The Philippines, Malaysia and Indonesia will within months launch joint patrols in piracy-plagued waters, after a wave of attacks that saw armed groups affiliated to the Islamic State of Iraq and the Levant (ISIL) kidnapping and murdering their victims.
Philippine defence chief Delfin Lorenzana announced on Thursday that he and his counterparts in Kuala Lumpur and Jakarta had agreed to patrol a sea lane where commercial vessels could pass with protection from the three nations’ navies.
“We are inaugurating some time in April or May a joint patrol of the three nations in that area,” Lorenzana said in a news conference.
“(Vessels) cannot stray beyond that lane so that we can help protect them.”
The Abu Sayyaf, a kidnap-for-ransom network that has pledged allegiance to ISIL (also known as ISIS), has been kidnapping sailors on fishing vessels and cargo barges including an elderly German whom it beheaded last month after ransom demands were not met.
The waters between the three nations have become increasingly dangerous in recent years, with maritime officials warning of a “Somalia-type” situation if the attacks are not addressed.
In February, the Abu Sayyaf murdered Jurgen Kantner, 70, five months after his yacht was found drifting off the southern Philippines with the body of his female companion, Sabine Merz, who had been shot.
The Abu Sayyaf are holding 31 foreign and local hostages including six Vietnamese seamen attacked on their cargo ship off the southern Philippines last month, according to Lorenzana.
Lorenzana said he told the Vietnamese envoy to Manila last week to arm his nation’s crewmen passing through the waters, or coordinate with Philippine authorities to avoid being kidnapped.
He added President Rodrigo Duterte was “very interested” in ending the kidnapping problem.
Duterte had asked China to help patrol the waters, citing Beijing’s dispatch of a naval convoy to the Gulf of Aden in 2009 to protect Chinese ships from Somali pirates.
Duterte had also discussed the possibility of joint patrols when he visited Malaysian Prime Minister Najib Razak and Indonesian President Joko Widodo.
Lorenzana said equipment to help fight the Abu Sayyaf like fast boats, drones and radars would be acquired as part of a military modernisation programme.
The Abu Sayyaf, established with seed money from Osama bin Laden’s al-Qaeda network, have been kidnapping foreigners and locals for decades and holding them for millions of dollars in ransom on its remote island strongholds in the southern Philippines.

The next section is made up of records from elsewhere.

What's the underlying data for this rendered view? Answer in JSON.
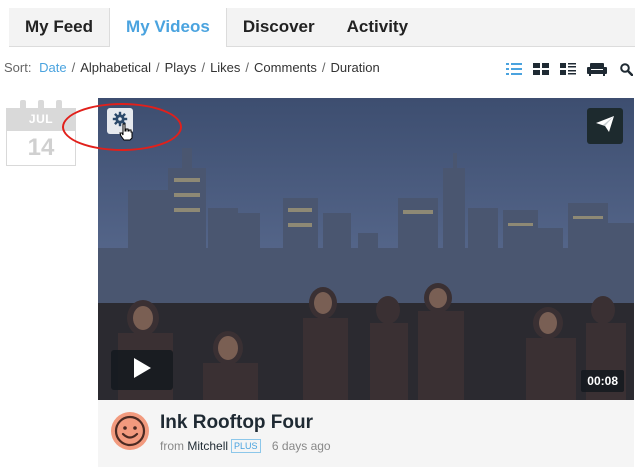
{
  "tabs": [
    {
      "label": "My Feed",
      "active": false
    },
    {
      "label": "My Videos",
      "active": true
    },
    {
      "label": "Discover",
      "active": false
    },
    {
      "label": "Activity",
      "active": false
    }
  ],
  "sort": {
    "label": "Sort:",
    "options": [
      "Date",
      "Alphabetical",
      "Plays",
      "Likes",
      "Comments",
      "Duration"
    ],
    "active": "Date"
  },
  "view_icons": [
    "list-view-icon",
    "grid-view-icon",
    "detail-view-icon",
    "couch-mode-icon",
    "search-icon"
  ],
  "calendar": {
    "month": "JUL",
    "day": "14"
  },
  "video": {
    "duration": "00:08",
    "title": "Ink Rooftop Four",
    "from_label": "from",
    "author": "Mitchell",
    "badge": "PLUS",
    "age": "6 days ago"
  },
  "colors": {
    "accent": "#4aa3df",
    "highlight_circle": "#e1201b",
    "avatar": "#f29a7e"
  }
}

Lorenzana, who identified the Abu Sayyaf and other armed groups as the Philippines’ top security threat, said the kidnappings were “embarrassing to the whole world”.